Thursday, September 18, 2008

Reasonable Atheism (26): Evidence for God's existence

One often reads comments like this one: "...there is no convincing evidence that God exists."

The first problem with this is that it assumes that the existence of God is something that is open to empirical investigation (which is normally the only admissible form of evidence), and that rather begs the question as to the nature of God. It assumes that God is some sort of fact about the world, in the same way that there are other facts about the world, and this is a simple theological error. That is not the correct way to think about God's existence.

So what is the correct way to think about God's existence? Well, it's not about any fact in the world - it's about how all such facts are understood. Consider the famous duck-rabbit:

Is there a rabbit in this picture? For someone who only sees the duck, no amount of pointing out particular lines or dots in the picture will make the slightest difference. You have to 'see' that there is also a rabbit.

Similarly, to try and explain God's existence in terms of 'evidence' is to mistake the nature of what is at stake. Belief in God is about an interpretation of the whole; it is the claim that the whole is meaningful, and purposeful, and that our existence can share in that meaning and purpose. There is no possible empirical evidence to sway the matter.

All we have is the language of saying 'look at it like this'. Look at it like a rabbit. But if the notion of rabbits is completely alien; if the notion of rabbits is bracketed off with 'fairies at the bottom of the garden'; then progress is impossible.

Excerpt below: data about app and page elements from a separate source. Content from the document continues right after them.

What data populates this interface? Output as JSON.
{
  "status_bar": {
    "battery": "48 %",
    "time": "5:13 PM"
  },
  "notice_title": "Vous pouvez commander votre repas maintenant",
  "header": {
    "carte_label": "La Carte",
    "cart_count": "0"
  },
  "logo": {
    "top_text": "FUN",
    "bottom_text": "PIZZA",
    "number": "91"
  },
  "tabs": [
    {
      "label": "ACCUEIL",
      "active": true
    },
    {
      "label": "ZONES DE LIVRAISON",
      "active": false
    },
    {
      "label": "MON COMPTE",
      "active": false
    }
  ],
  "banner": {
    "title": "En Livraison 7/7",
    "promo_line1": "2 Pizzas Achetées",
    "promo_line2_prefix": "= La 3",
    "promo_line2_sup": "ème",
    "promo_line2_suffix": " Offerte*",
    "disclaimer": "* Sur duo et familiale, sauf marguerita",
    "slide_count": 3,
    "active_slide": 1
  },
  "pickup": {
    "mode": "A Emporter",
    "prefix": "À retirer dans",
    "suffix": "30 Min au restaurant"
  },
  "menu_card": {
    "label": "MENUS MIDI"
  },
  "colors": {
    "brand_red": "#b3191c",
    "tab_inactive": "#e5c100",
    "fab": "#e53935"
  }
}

We just have to wait until something in a person's life - often the experience of suffering - convinces them that life is meaningful, and they are then compelled to seek a language to explore it with. Then we can discuss religion.
"Life can educate one to a belief in God. And also experiences can do this; but not visions and other forms of sense experience which show us the 'existence of this being' - but, e.g. Sufferings of various kinds. These neither show us God in the way a sense impression shows us an object, nor do they give rise to conjectures about him. Experiences, thoughts, - life can force this concept on us." (that man again)

No comments:

Post a Comment

Note: only a member of this blog may post a comment.